It was okay. Not as bad as some people are saying, but definitely not as good as some people are claiming. I don't really think I'm going to write about the story or plot all that much (Batman fights Superman because Lex Luthor tells them to, and Wonder Woman shows up). What I really want to talk about is why I have the reactions I did to the movie.
I was 17 years old when the Tim Burton/Michael Keaton Batman movie came out. I remember all the controversy that occurred when Michael Keaton was announced as Batman. I also remember that I thought he would do fine. I knew, even then, that comedians made for some of the best dramatic actors because a lot of them have some very dark, dark souls and that comes through their acting. (I also remember liking the casting of Billy Dee Williams as Harvey Dent mostly because who doesn't love Lando Calrissian? It makes me sad that the role was wasted on Tommy Lee Jones.) And when that Batman hit the theaters, I had to have seen it about three times (usually my benchmark for when I really like a film), I bought all the trading cards, and even the comic book adaptation. One of the first tapes I ever bought (and possibly the first one) was the Danny Elfman score to the film. That movie hit all the right notes for me... with one exception - Batman killed bad guys. His Batplane had guns and rockets which he used liberally. He dropped a bad guy down the cathedral staircase. And, really, he killed The Joker.
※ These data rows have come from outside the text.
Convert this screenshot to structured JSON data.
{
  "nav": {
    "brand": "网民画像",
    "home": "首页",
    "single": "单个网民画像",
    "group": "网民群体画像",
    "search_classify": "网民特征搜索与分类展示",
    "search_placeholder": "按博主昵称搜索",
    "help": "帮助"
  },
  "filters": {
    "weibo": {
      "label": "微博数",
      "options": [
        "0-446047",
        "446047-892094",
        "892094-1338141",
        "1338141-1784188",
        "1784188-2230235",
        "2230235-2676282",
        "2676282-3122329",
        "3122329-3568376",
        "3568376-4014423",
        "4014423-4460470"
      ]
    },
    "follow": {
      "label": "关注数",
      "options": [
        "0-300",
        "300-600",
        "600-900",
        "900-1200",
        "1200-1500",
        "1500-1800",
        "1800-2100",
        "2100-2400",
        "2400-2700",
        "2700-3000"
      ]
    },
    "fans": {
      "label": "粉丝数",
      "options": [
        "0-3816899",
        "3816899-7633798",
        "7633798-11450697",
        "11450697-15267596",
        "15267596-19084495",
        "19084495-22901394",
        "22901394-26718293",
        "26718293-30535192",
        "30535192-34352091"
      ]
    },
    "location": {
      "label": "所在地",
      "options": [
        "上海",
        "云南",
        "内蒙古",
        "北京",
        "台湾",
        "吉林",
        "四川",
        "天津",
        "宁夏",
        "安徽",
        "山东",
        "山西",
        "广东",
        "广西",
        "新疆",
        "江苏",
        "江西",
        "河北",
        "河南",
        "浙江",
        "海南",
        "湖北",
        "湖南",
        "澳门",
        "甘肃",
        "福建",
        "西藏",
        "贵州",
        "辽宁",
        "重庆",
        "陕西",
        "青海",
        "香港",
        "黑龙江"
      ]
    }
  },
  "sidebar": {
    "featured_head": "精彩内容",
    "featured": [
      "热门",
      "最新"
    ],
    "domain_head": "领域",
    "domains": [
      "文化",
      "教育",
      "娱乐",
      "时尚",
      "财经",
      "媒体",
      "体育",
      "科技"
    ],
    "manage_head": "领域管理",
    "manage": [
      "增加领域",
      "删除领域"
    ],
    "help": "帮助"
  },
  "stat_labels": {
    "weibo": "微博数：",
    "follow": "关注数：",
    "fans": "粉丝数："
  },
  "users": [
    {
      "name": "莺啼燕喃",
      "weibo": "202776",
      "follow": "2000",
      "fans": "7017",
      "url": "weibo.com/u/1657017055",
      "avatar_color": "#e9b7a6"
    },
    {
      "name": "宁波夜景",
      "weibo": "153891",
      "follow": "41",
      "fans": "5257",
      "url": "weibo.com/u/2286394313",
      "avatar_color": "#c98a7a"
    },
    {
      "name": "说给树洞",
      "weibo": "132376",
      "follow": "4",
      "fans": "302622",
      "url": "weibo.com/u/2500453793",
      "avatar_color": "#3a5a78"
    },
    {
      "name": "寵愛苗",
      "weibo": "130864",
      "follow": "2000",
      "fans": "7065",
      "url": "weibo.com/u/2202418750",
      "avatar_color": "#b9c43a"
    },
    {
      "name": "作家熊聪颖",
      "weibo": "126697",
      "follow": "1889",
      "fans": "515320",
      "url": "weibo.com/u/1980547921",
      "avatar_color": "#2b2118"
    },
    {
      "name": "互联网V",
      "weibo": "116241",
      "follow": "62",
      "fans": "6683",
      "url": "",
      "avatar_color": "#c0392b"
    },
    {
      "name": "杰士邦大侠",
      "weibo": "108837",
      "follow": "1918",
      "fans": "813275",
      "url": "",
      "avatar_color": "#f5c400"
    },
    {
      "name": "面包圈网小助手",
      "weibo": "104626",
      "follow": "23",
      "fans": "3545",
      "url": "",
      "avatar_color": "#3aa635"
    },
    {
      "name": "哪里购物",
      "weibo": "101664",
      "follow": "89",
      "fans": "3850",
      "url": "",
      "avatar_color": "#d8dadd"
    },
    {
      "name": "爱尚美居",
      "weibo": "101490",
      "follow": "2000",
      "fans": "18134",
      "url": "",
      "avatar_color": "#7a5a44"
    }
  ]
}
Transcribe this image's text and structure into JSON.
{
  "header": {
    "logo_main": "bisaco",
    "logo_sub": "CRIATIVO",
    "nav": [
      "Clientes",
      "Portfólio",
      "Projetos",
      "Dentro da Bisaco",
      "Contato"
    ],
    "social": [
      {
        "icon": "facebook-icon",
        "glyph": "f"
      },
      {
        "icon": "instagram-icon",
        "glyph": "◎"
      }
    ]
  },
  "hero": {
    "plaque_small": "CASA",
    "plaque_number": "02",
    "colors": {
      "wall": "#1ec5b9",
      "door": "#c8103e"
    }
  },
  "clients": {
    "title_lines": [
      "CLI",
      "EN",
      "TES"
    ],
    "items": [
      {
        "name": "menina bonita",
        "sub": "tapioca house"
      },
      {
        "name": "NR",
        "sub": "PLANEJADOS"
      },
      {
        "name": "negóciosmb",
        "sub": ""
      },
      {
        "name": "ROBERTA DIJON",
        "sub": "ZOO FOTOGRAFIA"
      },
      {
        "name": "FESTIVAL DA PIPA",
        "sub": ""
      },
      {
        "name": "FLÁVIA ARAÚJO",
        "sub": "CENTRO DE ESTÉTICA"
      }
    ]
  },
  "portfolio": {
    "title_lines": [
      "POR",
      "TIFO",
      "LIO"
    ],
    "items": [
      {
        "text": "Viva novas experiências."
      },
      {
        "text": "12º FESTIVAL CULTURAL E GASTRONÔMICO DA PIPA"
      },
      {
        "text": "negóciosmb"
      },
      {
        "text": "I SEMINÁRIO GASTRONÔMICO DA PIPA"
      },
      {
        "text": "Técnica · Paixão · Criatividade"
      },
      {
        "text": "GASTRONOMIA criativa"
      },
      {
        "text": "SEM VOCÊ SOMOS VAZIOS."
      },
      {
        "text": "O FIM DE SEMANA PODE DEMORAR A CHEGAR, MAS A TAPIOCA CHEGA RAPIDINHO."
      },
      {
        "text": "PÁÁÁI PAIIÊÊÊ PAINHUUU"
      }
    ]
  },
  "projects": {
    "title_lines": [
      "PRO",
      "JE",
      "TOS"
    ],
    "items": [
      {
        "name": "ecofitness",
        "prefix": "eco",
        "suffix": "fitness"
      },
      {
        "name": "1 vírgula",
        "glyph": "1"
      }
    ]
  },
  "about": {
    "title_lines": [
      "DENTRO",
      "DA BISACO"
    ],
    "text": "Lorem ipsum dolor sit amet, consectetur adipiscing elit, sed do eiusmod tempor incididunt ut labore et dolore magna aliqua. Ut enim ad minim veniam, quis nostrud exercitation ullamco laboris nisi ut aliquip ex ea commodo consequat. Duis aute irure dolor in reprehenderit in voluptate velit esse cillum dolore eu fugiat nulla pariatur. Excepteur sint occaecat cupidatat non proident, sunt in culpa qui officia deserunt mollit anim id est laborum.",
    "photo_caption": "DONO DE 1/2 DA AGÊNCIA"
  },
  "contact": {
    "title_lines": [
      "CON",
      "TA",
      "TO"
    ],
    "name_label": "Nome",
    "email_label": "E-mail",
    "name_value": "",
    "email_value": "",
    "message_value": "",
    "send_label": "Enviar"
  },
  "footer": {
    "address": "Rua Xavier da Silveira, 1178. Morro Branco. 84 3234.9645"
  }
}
I've grown up reading comic books, and one of the absolutes are that the good guys don't kill the bad guys. Characters like Wolverine, The Punisher, and Deapool don't count, because that's been part of their character from the very beginning. And, yes, yes, I know Batman carried a gun and killed bad guys in his early appearances, but the creators were still finding their way with him. When he actually started gaining depth and focus in the late sixties, that was the Batman as he's really become defined. And when Frank Miller aged him and made him grim and gritty in The Dark Knight Returns, he (or the editor) made a concerted effort to call out the beatings he gave and the lengths he finally went to to actually NOT kill The Joker.
It was a real pleasure to me to watch Batman Begins and see that Christian Bale's Batman made it a concerted effort to not do any killing. Even with Ra's al Ghul at the end - while he made a conscious effort not to save him, I always abided by the comic book rule of no body = no death. I would not have been disappointed if he had shown up in either of the last two Christopher Nolan Batman movies.
And that brings us to Batman V Superman. Batffleck kills a lot of bad guys. His Batplane, like Keaton's before him, has a ton of ammunition. And he uses it. Bad guys are shot or blown up by the Dark Knight, and all I could think of was - "I don't like Batman being the Punisher." Maybe that's why there are no crazy villains in Gotham during the movie. He's killed them all already.
And I don't include the dream sequence in this discussion. It's a dream, Batman is fighting parademons, and the world is a completely different place. I have little problem giving that scene a pass. Although, the Flash looked pretty stupid. But hey, that's just me.
Maybe I'm just being the old guy yelling at the kids to get off his lawn. But I want being a superhero to mean something. For as many faults that Ang Lee's Hulk has (and it does have lots), it seems like he went out of his way to show that the Hulk didn't kill. Yes, you can make the arguments that any of the current crop of superhero movies out there have lots and lots of collateral damage. And none of the bad guys ever seem to be alive at the end of a movie to be put into prison. But Batman and also Superman, in their best stories, always found a way to be better than the villain.
And this is all before I could even write about the uncomfortably long scene of Amy Adams' Lois Lane having a conversation with Supes while taking a bath. That's where the conversation needed to take place? I know it's hard to prove that a character is a Pulitzer Prize winning journalist in about 15 minutes of screen time, but having the character spend a whole scene in a bathtub doesn't help her cause in any way.
Again, I didn't hate the movie. Gal Gadot was almost as perfect a Wonder Woman we could have hoped for. I want to see a whole movie based off the picture that we're shown. And she was great in both her civilian identity as well as her superhero one. During the last battle, her smile was one of the highlights. She's back to doing what she should have been doing all along. But, even in a movie as stuffed as this one is, it could have used a lot more of her.
I always say that when an actor portray a superhero (especially a masked one), then it doesn't matter how they play the superhero (because most of the time it's a stunt man in there anyway), but how they portray the civilian identity. Ben Affleck does a fine job portraying Bruce Wayne.
Finally, I didn't mind Jesse Eisenberg's Luthor. That being said, I don't mind Jesse Eisenberg. If you're one of those people who don't like him, this movie is not going to change your mind. He's definitely not a Luthir we've ever seen before. But his villainy is in full display. And you believe that he's capable of all the bad things that he does.
It would have been nice to have at least one laugh during the movie, but what are you gonna do? And what's with that title? Is 'V' the new 'vs'? Adding that 's' was too much for people? The two main characters are fighting - don't hide it.